The IPBES Bulletin is a publication of the International Institute for Sustainable Development (IISD) <info@iisd.ca>, publishers of the Earth Negotiations Bulletin © <enb@iisd.org>. This issue was written and edited by Chad Monfreda, Wangu Mwangi, Tanya Rosen, and Liz Willetts. The Digital Editor is Francis Dejon. The Editor is Leonie Gordon <leonie@iisd.org>. The Director of IISD Reporting Services is Langston James “Kimo” Goree VI <kimo@iisd.org>. Funding for coverage of this meeting has been provided by the UN Environment Programme (UNEP) Division of Environmental Policy Implementation. IISD can be contacted at 161 Portage Avenue East, 6th Floor, Winnipeg, Manitoba R3B 0Y4, Canada; tel: +1-204-958-7700; fax: +1-204-958-7710. The opinions expressed in the Bulletin are those of the authors and do not necessarily reflect the views of IISD. Excerpts from the Bulletin may be used in other publications with appropriate academic citation. Electronic versions of the Bulletin are sent to e-mail distribution lists (in HTML and PDF formats) and can be found on the Linkages WWW-server at <http://enb.iisd.org/>. For information on the Bulletin, including requests to provide reporting services, contact the Director of IISD Reporting Services at <kimo@iisd.org>, +1-646-536-7556 or 300 East 56th St., 11A, New York, New York 10022, United States of America.
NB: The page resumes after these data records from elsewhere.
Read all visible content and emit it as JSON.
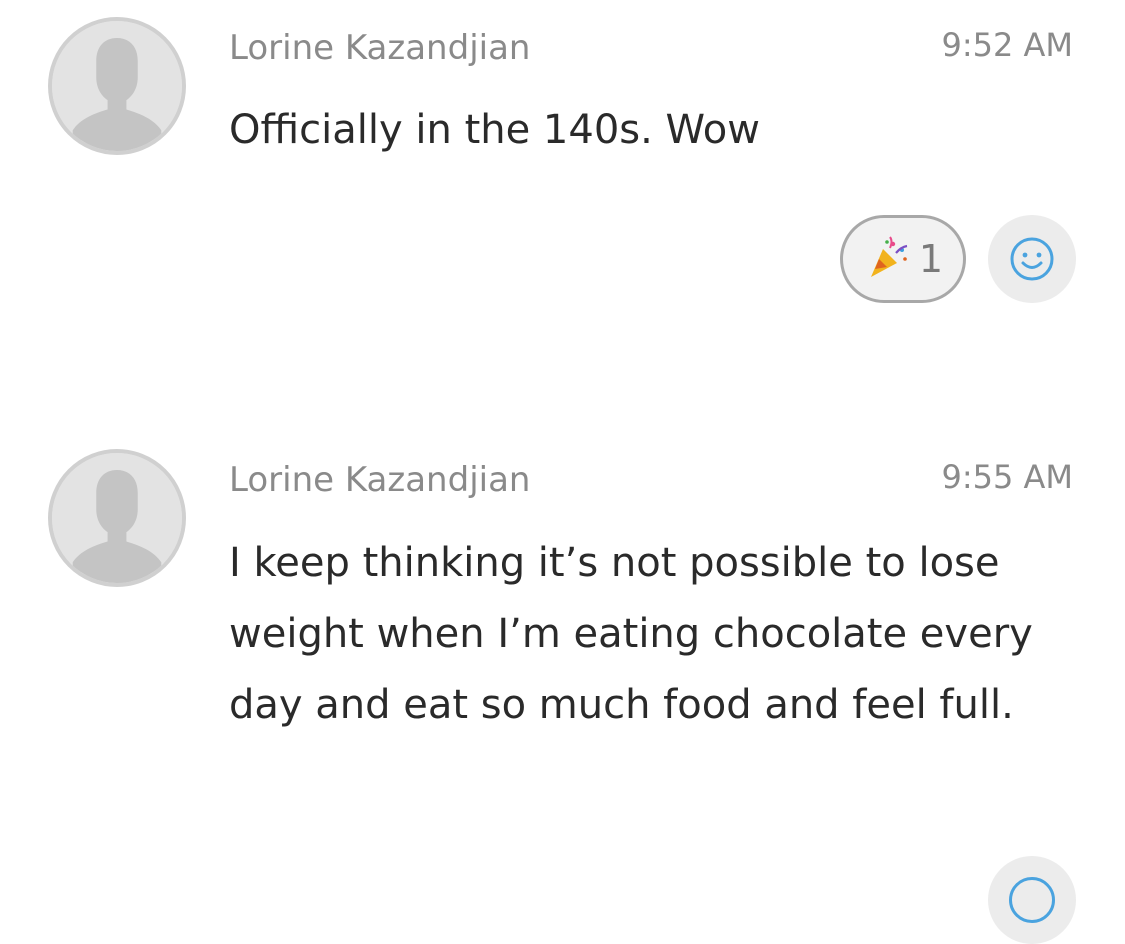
{
  "messages": [
    {
      "sender": "Lorine Kazandjian",
      "time": "9:52 AM",
      "text": "Officially in the 140s. Wow",
      "reactions": [
        {
          "emoji": "party-popper-icon",
          "count": "1"
        }
      ]
    },
    {
      "sender": "Lorine Kazandjian",
      "time": "9:55 AM",
      "text": "I keep thinking it’s not possible to lose weight when I’m eating chocolate every day and eat so much food and feel full."
    }
  ],
  "icons": {
    "avatar": "default-user-silhouette-icon",
    "add_reaction": "smiley-face-icon"
  },
  "colors": {
    "text_primary": "#2a2a2a",
    "text_secondary": "#8a8a8a",
    "avatar_bg": "#e3e3e3",
    "accent": "#4aa3df"
  }
}
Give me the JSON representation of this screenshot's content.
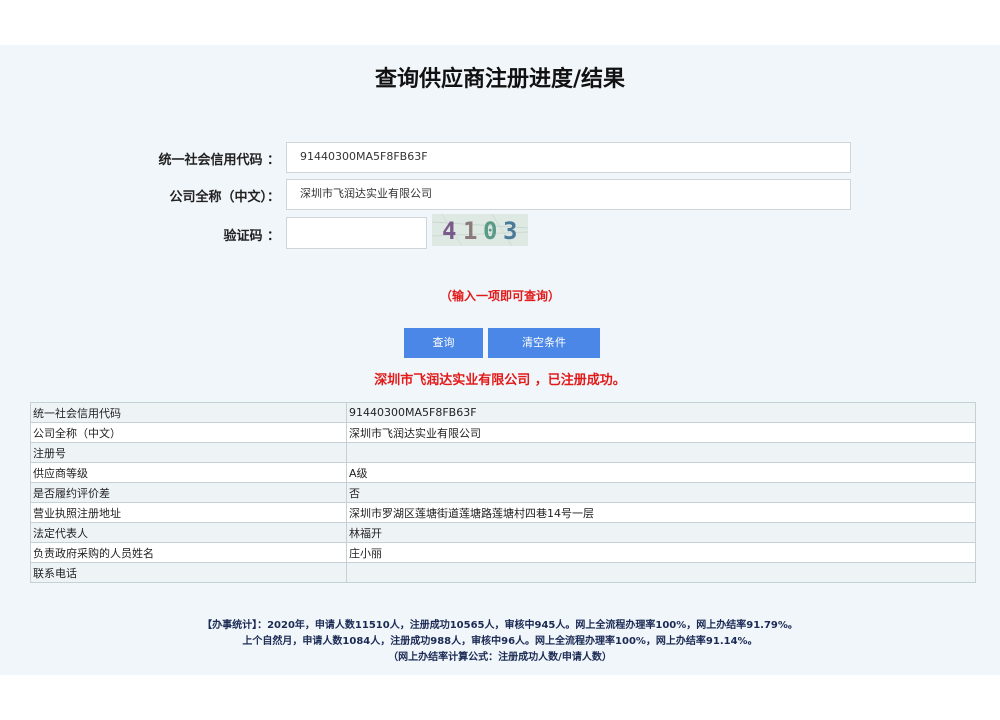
{
  "page": {
    "title": "查询供应商注册进度/结果"
  },
  "form": {
    "credit_code_label": "统一社会信用代码 ：",
    "credit_code_value": "91440300MA5F8FB63F",
    "company_name_label": "公司全称（中文）：",
    "company_name_value": "深圳市飞润达实业有限公司",
    "captcha_label": "验证码 ：",
    "captcha_value": "",
    "captcha_text": "4103",
    "hint": "（输入一项即可查询）",
    "query_button": "查询",
    "clear_button": "清空条件"
  },
  "result": {
    "message": "深圳市飞润达实业有限公司 ，已注册成功。",
    "rows": [
      {
        "label": "统一社会信用代码",
        "value": "91440300MA5F8FB63F"
      },
      {
        "label": "公司全称（中文）",
        "value": "深圳市飞润达实业有限公司"
      },
      {
        "label": "注册号",
        "value": ""
      },
      {
        "label": "供应商等级",
        "value": "A级"
      },
      {
        "label": "是否履约评价差",
        "value": "否"
      },
      {
        "label": "营业执照注册地址",
        "value": "深圳市罗湖区莲塘街道莲塘路莲塘村四巷14号一层"
      },
      {
        "label": "法定代表人",
        "value": "林福开"
      },
      {
        "label": "负责政府采购的人员姓名",
        "value": "庄小丽"
      },
      {
        "label": "联系电话",
        "value": ""
      }
    ]
  },
  "stats": {
    "line1": "【办事统计】：2020年，申请人数11510人，注册成功10565人，审核中945人。网上全流程办理率100%，网上办结率91.79%。",
    "line2": "上个自然月，申请人数1084人，注册成功988人，审核中96人。网上全流程办理率100%，网上办结率91.14%。",
    "line3": "（网上办结率计算公式：注册成功人数/申请人数）"
  }
}
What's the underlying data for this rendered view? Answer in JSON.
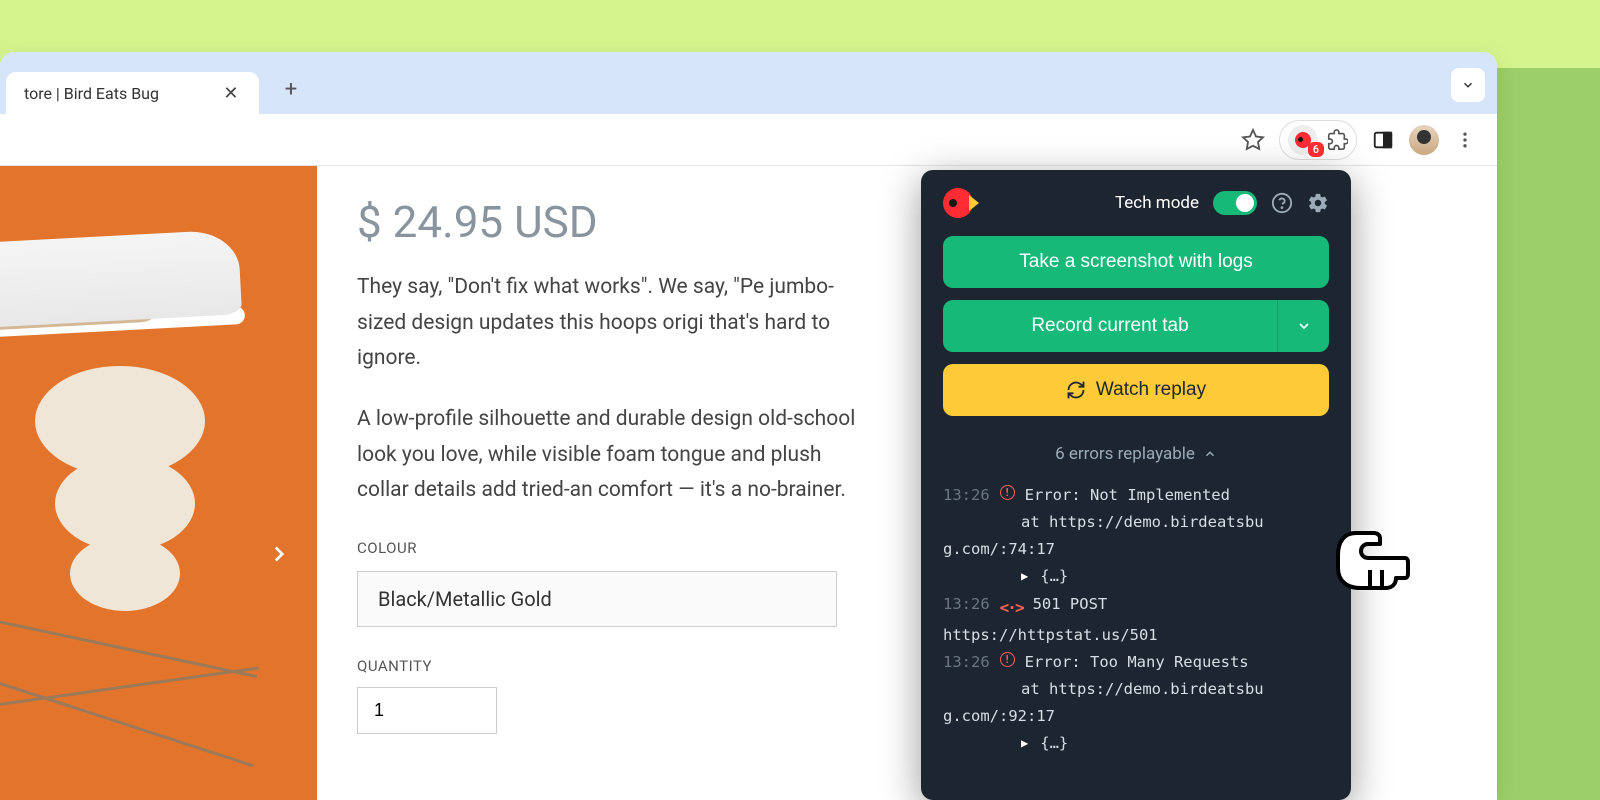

The IISD Team at IPBES III can be contacted by e-mail at <tanya@iisd.org>.